The patients were worked like feeble concentration camp inmates: endless labor (pedaling) then underfed (800 to 1200 calories per day.) This torture was administered with kindness instead of brutality. The patients were eternally exhausted, worn out, worn down, drained by the Sisyphus-like pedaling, pedaling, and more pedaling. The low-calorie diets were devoid of fat, what little of food they were allowed was mostly insulin spiking hi-carb food.
Gary Taubes’ book, Good Calorie, Bad Calorie codified what athletes knew but could not articulate: he took apart the Energy Balance Equation and the idea that all calories are created equal. There are good calories and bad calories. Zero in on how differing foods have differing effects on insulin. Taubes says pay attention to your food selections and not how many calories you consume.
“The problem lies in refined carbohydrates (white flour, sugar, easily-digest starches) – via their dramatic effect on insulin, the hormone that regulates fat accumulation. The key to good health is the kind of calories you take in, not the number. Fat and cholesterol were erroneously blamed for heart disease when there was no compelling evidence demonstrating that dietary fat caused heart disease, high blood pressure or makes us obese. The real culprit are refined carbohydrates. The fewer carbohydrates we consume, the leaner we will be.”
H.L. Mencken once said, “There is always an easy solution to every human problem — neat, plausible – and wrong.” Never was this sentiment more après pos then when applied to the neat-and-simple, one-size-fits-all, all-calories-are-the-same, Energy Balance Equation. Taubes’ was the star defense lawyer as he delivered an impassioned, long-overdue defense of (quality) dietary fat, an argument we were too incoherent to make.
He spoke for those that could not articulate how critical fat was for recovery and growth – assuming you trained hard enough for those things to matter. The key to insulin control lies in a return to eating the food-fuels we as humans were designed to run on: protein, fat, fiber carbohydrate, some natural starch. Starch intake is dependent on goal: add mass? (more starch) leaning out? (reduce or eliminate starch.) All calories are not the same. Get a copy of this book. It is timeless.

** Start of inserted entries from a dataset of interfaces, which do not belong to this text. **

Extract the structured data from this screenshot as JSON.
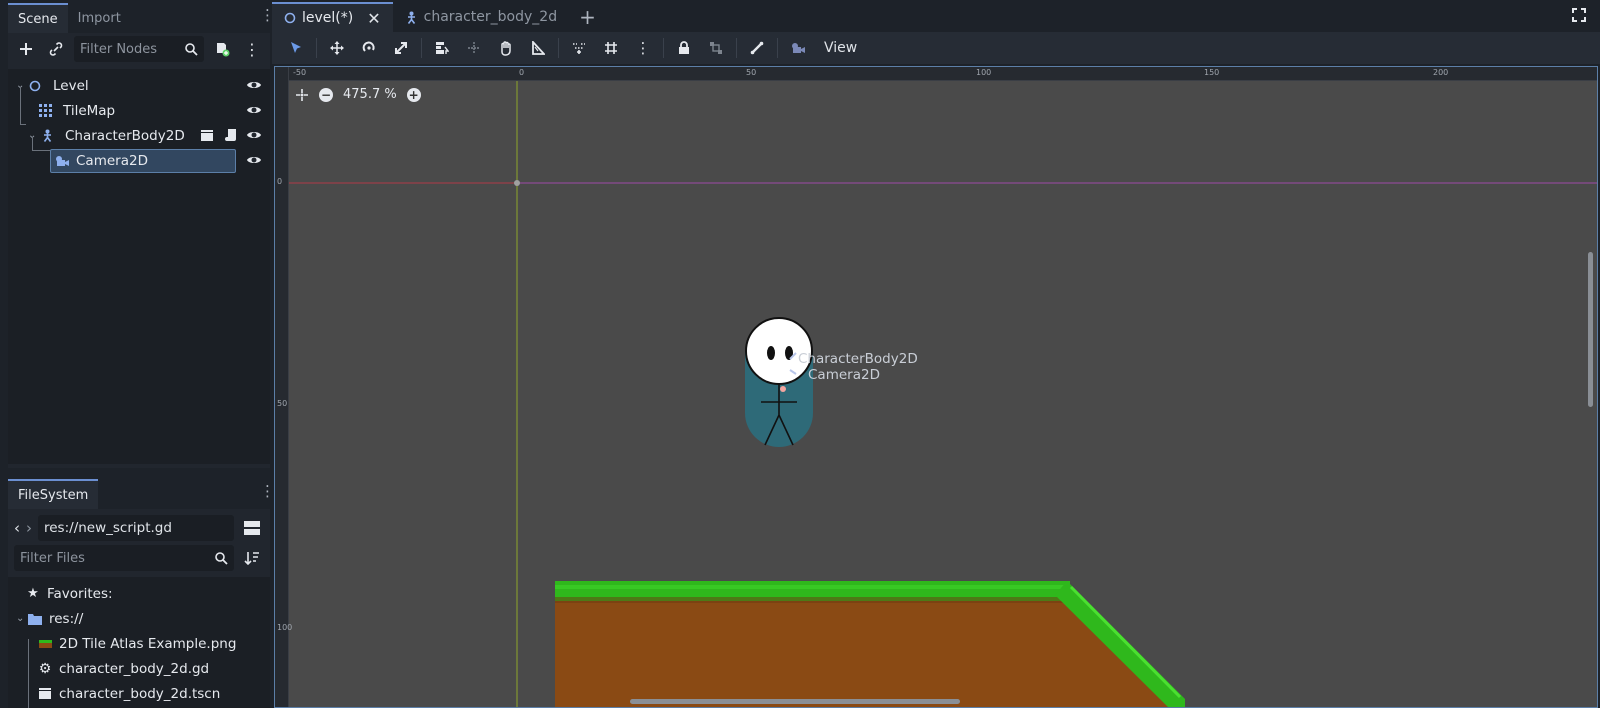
{
  "left_dock": {
    "scene_tab": "Scene",
    "import_tab": "Import",
    "filter_nodes_placeholder": "Filter Nodes",
    "tree": [
      {
        "label": "Level"
      },
      {
        "label": "TileMap"
      },
      {
        "label": "CharacterBody2D"
      },
      {
        "label": "Camera2D"
      }
    ]
  },
  "filesystem": {
    "tab": "FileSystem",
    "path": "res://new_script.gd",
    "filter_placeholder": "Filter Files",
    "favorites": "Favorites:",
    "items": [
      {
        "label": "res://"
      },
      {
        "label": "2D Tile Atlas Example.png"
      },
      {
        "label": "character_body_2d.gd"
      },
      {
        "label": "character_body_2d.tscn"
      }
    ]
  },
  "editor": {
    "tabs": [
      {
        "label": "level(*)"
      },
      {
        "label": "character_body_2d"
      }
    ],
    "view_menu": "View",
    "zoom_level": "475.7 %",
    "ruler_top": [
      "-50",
      "0",
      "50",
      "100",
      "150",
      "200"
    ],
    "ruler_left": [
      "0",
      "50",
      "100"
    ],
    "viewport_labels": [
      "CharacterBody2D",
      "Camera2D"
    ]
  },
  "colors": {
    "accent": "#6b8fd1",
    "viewport_bg": "#4a4a4a",
    "grass": "#2fb81c",
    "dirt": "#8a4a14",
    "capsule": "#2c6b7a"
  }
}
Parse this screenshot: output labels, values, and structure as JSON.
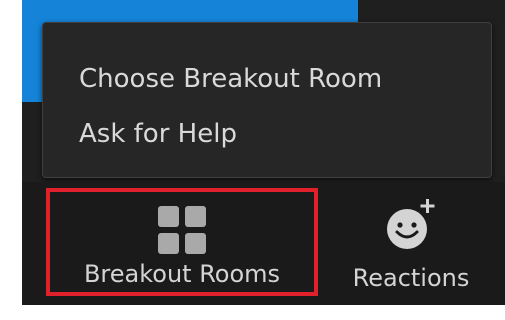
{
  "popup_menu": {
    "items": [
      {
        "label": "Choose Breakout Room"
      },
      {
        "label": "Ask for Help"
      }
    ]
  },
  "toolbar": {
    "buttons": [
      {
        "label": "Breakout Rooms",
        "icon": "grid-icon",
        "highlighted": true,
        "highlight_color": "#e0212b"
      },
      {
        "label": "Reactions",
        "icon": "smiley-add-icon"
      }
    ]
  },
  "colors": {
    "background_dark": "#1f1f1f",
    "menu_background": "#262626",
    "accent_blue": "#1584d8",
    "text": "#d9d9d9",
    "highlight_red": "#e0212b"
  }
}
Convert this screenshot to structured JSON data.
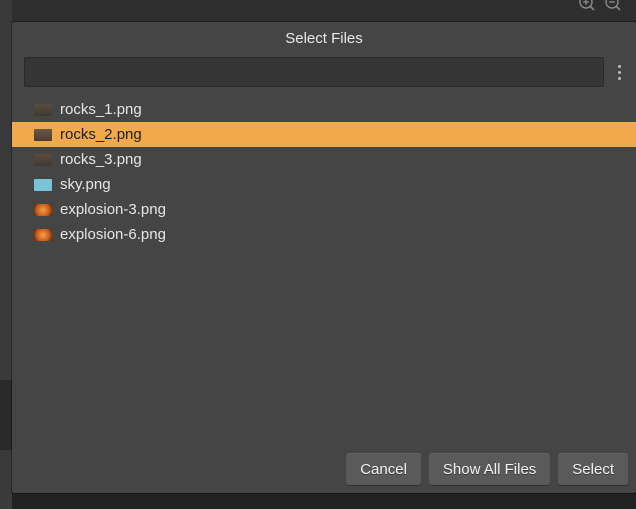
{
  "dialog": {
    "title": "Select Files",
    "search_value": "",
    "search_placeholder": ""
  },
  "files": [
    {
      "name": "rocks_1.png",
      "thumb": "rock",
      "selected": false
    },
    {
      "name": "rocks_2.png",
      "thumb": "rock2",
      "selected": true
    },
    {
      "name": "rocks_3.png",
      "thumb": "rock",
      "selected": false
    },
    {
      "name": "sky.png",
      "thumb": "sky",
      "selected": false
    },
    {
      "name": "explosion-3.png",
      "thumb": "exp",
      "selected": false
    },
    {
      "name": "explosion-6.png",
      "thumb": "exp",
      "selected": false
    }
  ],
  "buttons": {
    "cancel": "Cancel",
    "show_all": "Show All Files",
    "select": "Select"
  }
}
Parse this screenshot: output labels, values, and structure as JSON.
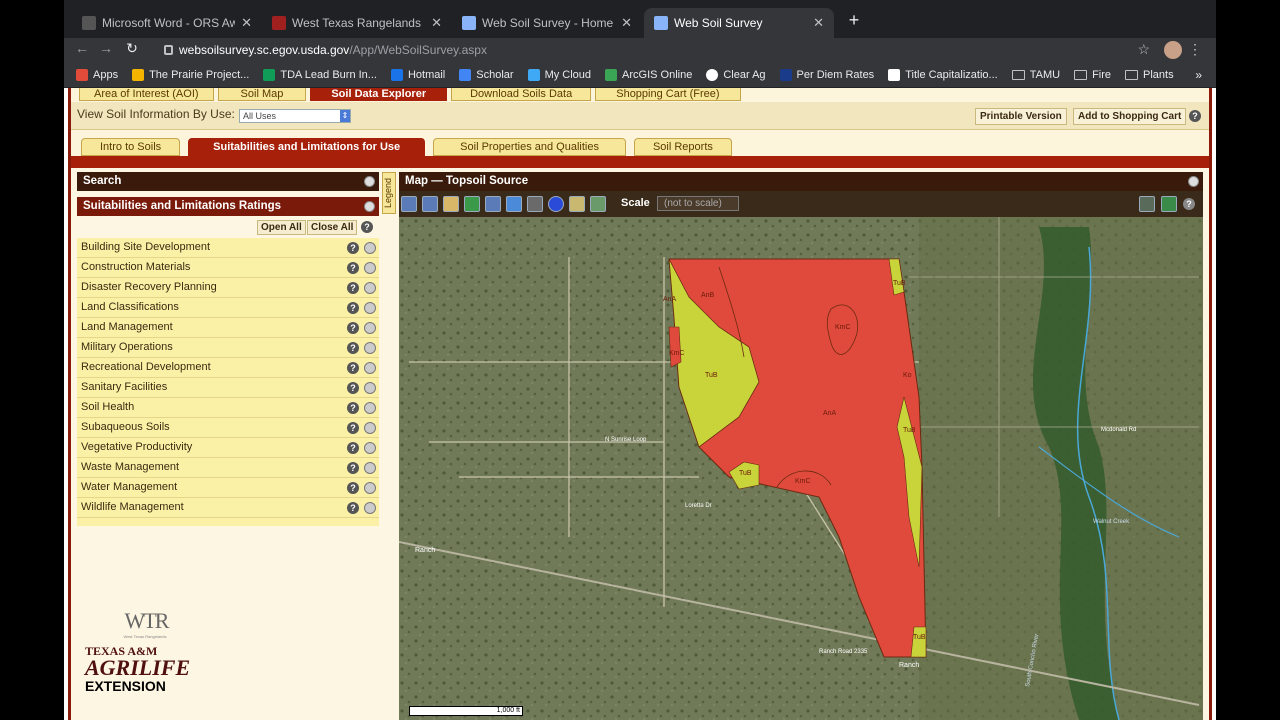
{
  "browser": {
    "tabs": [
      {
        "title": "Microsoft Word - ORS Award N",
        "active": false
      },
      {
        "title": "West Texas Rangelands | We h",
        "active": false
      },
      {
        "title": "Web Soil Survey - Home",
        "active": false
      },
      {
        "title": "Web Soil Survey",
        "active": true
      }
    ],
    "url_domain": "websoilsurvey.sc.egov.usda.gov",
    "url_path": "/App/WebSoilSurvey.aspx",
    "bookmarks": [
      "Apps",
      "The Prairie Project...",
      "TDA Lead Burn In...",
      "Hotmail",
      "Scholar",
      "My Cloud",
      "ArcGIS Online",
      "Clear Ag",
      "Per Diem Rates",
      "Title Capitalizatio...",
      "TAMU",
      "Fire",
      "Plants"
    ],
    "bookmarks_more": "»"
  },
  "wss": {
    "top_tabs": [
      "Area of Interest (AOI)",
      "Soil Map",
      "Soil Data Explorer",
      "Download Soils Data",
      "Shopping Cart (Free)"
    ],
    "view_label": "View Soil Information By Use:",
    "view_select": "All Uses",
    "printable": "Printable Version",
    "add_cart": "Add to Shopping Cart",
    "sub_tabs": [
      "Intro to Soils",
      "Suitabilities and Limitations for Use",
      "Soil Properties and Qualities",
      "Soil Reports"
    ],
    "search_title": "Search",
    "ratings_title": "Suitabilities and Limitations Ratings",
    "open_all": "Open All",
    "close_all": "Close All",
    "categories": [
      "Building Site Development",
      "Construction Materials",
      "Disaster Recovery Planning",
      "Land Classifications",
      "Land Management",
      "Military Operations",
      "Recreational Development",
      "Sanitary Facilities",
      "Soil Health",
      "Subaqueous Soils",
      "Vegetative Productivity",
      "Waste Management",
      "Water Management",
      "Wildlife Management"
    ],
    "legend_tab": "Legend",
    "logo_text": {
      "wtr": "WTR",
      "wtr_sub": "West Texas Rangelands",
      "l1": "TEXAS A&M",
      "l2": "AGRILIFE",
      "l3": "EXTENSION"
    },
    "map_title": "Map — Topsoil Source",
    "scale_label": "Scale",
    "scale_value": "(not to scale)",
    "scalebar": "1,000 ft",
    "map_labels": [
      "AnA",
      "AnB",
      "KmC",
      "KmC",
      "TuB",
      "AnA",
      "TuB",
      "KmC",
      "TuB",
      "TuB",
      "TuB",
      "Ko",
      "N Sunrise Loop",
      "Loretta Dr",
      "Ranch",
      "Ranch Road 2335",
      "Ranch",
      "Mcdonald Rd",
      "Walnut Creek",
      "South Concho River"
    ]
  },
  "colors": {
    "accent_red": "#a6200a",
    "tab_yellow": "#f7e79a",
    "poor_red": "#e04a3c",
    "fair_yellow": "#c8d43a"
  }
}
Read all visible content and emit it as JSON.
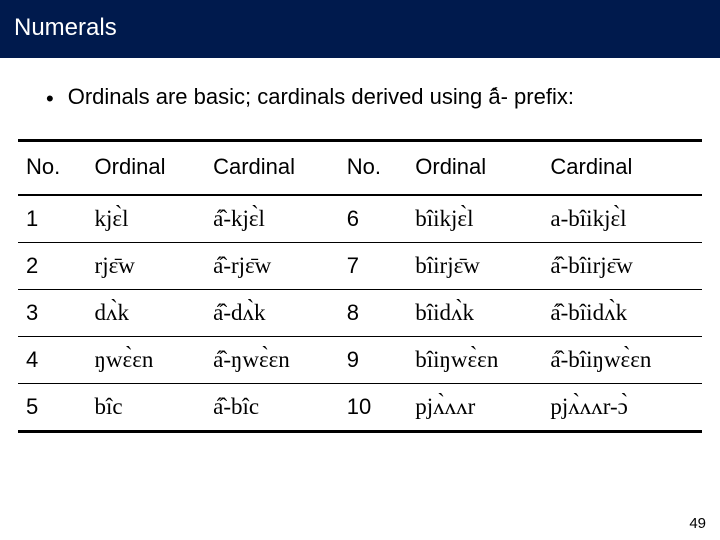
{
  "title": "Numerals",
  "bullet": "Ordinals are basic; cardinals derived using á̂- prefix:",
  "headers": {
    "no": "No.",
    "ordinal": "Ordinal",
    "cardinal": "Cardinal"
  },
  "rows_left": [
    {
      "no": "1",
      "ordinal": "kjɛ̀l",
      "cardinal": "á̂-kjɛ̀l"
    },
    {
      "no": "2",
      "ordinal": "rjɛ̄w",
      "cardinal": "á̂-rjɛ̄w"
    },
    {
      "no": "3",
      "ordinal": "dʌ̀k",
      "cardinal": "á̂-dʌ̀k"
    },
    {
      "no": "4",
      "ordinal": "ŋwɛ̀ɛn",
      "cardinal": "á̂-ŋwɛ̀ɛn"
    },
    {
      "no": "5",
      "ordinal": "bîc",
      "cardinal": "á̂-bîc"
    }
  ],
  "rows_right": [
    {
      "no": "6",
      "ordinal": "bîikjɛ̀l",
      "cardinal": "a-bîikjɛ̀l"
    },
    {
      "no": "7",
      "ordinal": "bîirjɛ̄w",
      "cardinal": "á̂-bîirjɛ̄w"
    },
    {
      "no": "8",
      "ordinal": "bîidʌ̀k",
      "cardinal": "á̂-bîidʌ̀k"
    },
    {
      "no": "9",
      "ordinal": "bîiŋwɛ̀ɛn",
      "cardinal": "á̂-bîiŋwɛ̀ɛn"
    },
    {
      "no": "10",
      "ordinal": "pjʌ̀ʌʌr",
      "cardinal": "pjʌ̀ʌʌr-ɔ̀"
    }
  ],
  "page_number": "49"
}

About the Author
As an athlete Marty Gallagher is a national and world champion in Olympic lifting and powerlifting. He was a world champion team coach in 1991 and coached Black's Gym to five national team titles. He's also coached some of the strongest men on the planet including Kirk Karwoski when he completed his world record 1,003 lb. squat. Today he teaches the US Secret Service and Tier 1 Spec Ops on how to maximize their strength in minimal time. As a writer since 1978 he’s written for Powerlifting USA, Milo, Flex Magazine, Muscle & Fitness, Prime Fitness, Washington Post, Dragon Door and now IRON COMPANY. He’s also the author of multiple books including Purposeful Primitive, Strong Medicine, Ed Coan’s book “Coan, The Man, the Myth, the Method" and numerous others. Read the Marty Gallagher biography here.